This is him! - United after more then 50 years
One of the most popular jazz musicians of all ages must have been Louis Armstrong, known as Satchmo. His trumpet playing, his rasping voice and the white cloth he always kept in his hands while playing, are well known. A few weeks ago I saw a fragment on YouTube for the very first time, I had read about in a book, but never had seen it. Now it is available. I love to share it with you today.
One of Louis Armstrong's first trumpets.
In a previous blog, titled Louis Armstrong's Teens in New Orleans I wrote about his youth in New Orleans, about growing up in the Red Light district Storyville and about his teens in the Home for Colored Waifs. Here he learned to play music and he became a musician in The Colored Waif's Home Brass Band. It is a pity thatb only a few photos remain and no recorded sources. Today's fragment has to do with this part of his life - let's go to December 1965.
Louis Armstrong in Blokker - The Netherlands ( May 1965) ( photo courtesy: Henri Hoogewoud)
In The Netherlands most people will remember the quizzes Babbelonië ( hosted by jazz piano player Pim Jacobs) or Wie Ben Ik?, broadcasted on Dutch and Flemish TV networks; in the US a similar program was scheduled titled I've Got A Secret hosted by Steve Allen, also a jazz piano player (!). Steve Allen invited in his program guests who should bring a secret in and the members of the panel had to guess, asking questions, what the secret was ….. In December 1965 Steve Allen invited Louis Armstrong to introduce his secret. Louis had brought a package with his first cornet and behind the set he had invited, as his secret, his first teacher, Mr. Peter Davis, then 83 years old.
In the second fragment Louis proudly presents his former teacher with the words This is him.
Louis meets his teacher after 50 years (left: Peter Davis - right: Louis Armstrong)
Peter Davis says he remembers Louis hitting the high C and playing tunes like "Put on your Gray Bonet". What follows is really weird and shocking. Davis is invited to play the old cornet together with Louis. Steve Allen announces that Mr. Davis hasn't played the cornet for more then 50 years and that is clearly audible. The old man tries to make some tones out of the old cornet ( he has no chops, Allen explains, This is fun and thrilling .... which crowns everything) and it is shocking to hear him fumbling, while Satchmo chuckles with glee next to him. Davis starts a very slow and painful version of Oh When The Saints, and Satchmo starts to play a counter melody and takes it over and makes the tune sound, together with his all-star band, also present.
A historical document - okay - sure, but in my opinion it was not correct from Steve Allen, who was the chairman of this quiz ( and a musician himself), to let this happen - he should have protected this old man, even if he insisted to play......... What a shame .......... .Hans Koert
Today's contribution, dedicated to one of the greatest in jazz, Louis Satchmo Armstrong, is one of those numerous blogs that might interest you.
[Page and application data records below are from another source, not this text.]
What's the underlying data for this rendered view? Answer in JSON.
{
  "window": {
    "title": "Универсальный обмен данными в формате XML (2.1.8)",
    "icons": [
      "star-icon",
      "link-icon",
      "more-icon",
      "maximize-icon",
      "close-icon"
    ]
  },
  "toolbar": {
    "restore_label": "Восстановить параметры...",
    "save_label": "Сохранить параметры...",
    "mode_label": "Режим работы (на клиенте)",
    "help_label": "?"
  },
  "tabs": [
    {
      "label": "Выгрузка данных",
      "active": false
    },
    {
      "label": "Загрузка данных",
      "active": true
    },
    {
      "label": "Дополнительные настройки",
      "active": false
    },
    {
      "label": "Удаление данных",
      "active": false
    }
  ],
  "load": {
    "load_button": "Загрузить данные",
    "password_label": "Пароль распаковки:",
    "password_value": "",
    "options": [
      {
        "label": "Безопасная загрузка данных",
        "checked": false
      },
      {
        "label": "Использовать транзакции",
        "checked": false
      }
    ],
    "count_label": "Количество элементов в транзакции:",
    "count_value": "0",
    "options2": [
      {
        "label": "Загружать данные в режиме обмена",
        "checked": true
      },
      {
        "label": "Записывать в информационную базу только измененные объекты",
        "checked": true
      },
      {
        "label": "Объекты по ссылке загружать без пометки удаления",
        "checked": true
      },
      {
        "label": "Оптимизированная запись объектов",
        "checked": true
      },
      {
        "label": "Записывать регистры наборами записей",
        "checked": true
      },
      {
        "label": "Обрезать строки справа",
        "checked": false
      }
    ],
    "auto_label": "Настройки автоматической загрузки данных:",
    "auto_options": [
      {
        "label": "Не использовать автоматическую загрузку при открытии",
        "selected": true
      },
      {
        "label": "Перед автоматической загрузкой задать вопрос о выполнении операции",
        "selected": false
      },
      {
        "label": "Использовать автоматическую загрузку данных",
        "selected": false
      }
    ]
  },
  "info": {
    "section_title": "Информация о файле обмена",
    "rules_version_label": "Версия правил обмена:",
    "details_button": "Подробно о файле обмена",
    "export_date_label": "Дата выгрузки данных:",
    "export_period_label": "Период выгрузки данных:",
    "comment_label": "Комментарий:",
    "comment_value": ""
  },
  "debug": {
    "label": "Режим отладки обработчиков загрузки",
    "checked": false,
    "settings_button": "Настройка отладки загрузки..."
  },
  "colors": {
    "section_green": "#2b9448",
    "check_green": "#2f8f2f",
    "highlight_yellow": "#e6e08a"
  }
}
This Keep Swinging blog is dedicated to music and shares its fasination for jazz and jazz-related music with more then 12,000 visitors a months ( 30 % The Netherlands - 25 % the US - 30 % Western Europe - 15 % rest of the world) and is published twice a week in both English and Dutch. If you don't want to miss any contribution I love to invite you to ask for the news letter: register Drawing of Louis Armstrong by R. Crumb in Heroes of Blues, Jazz & Country.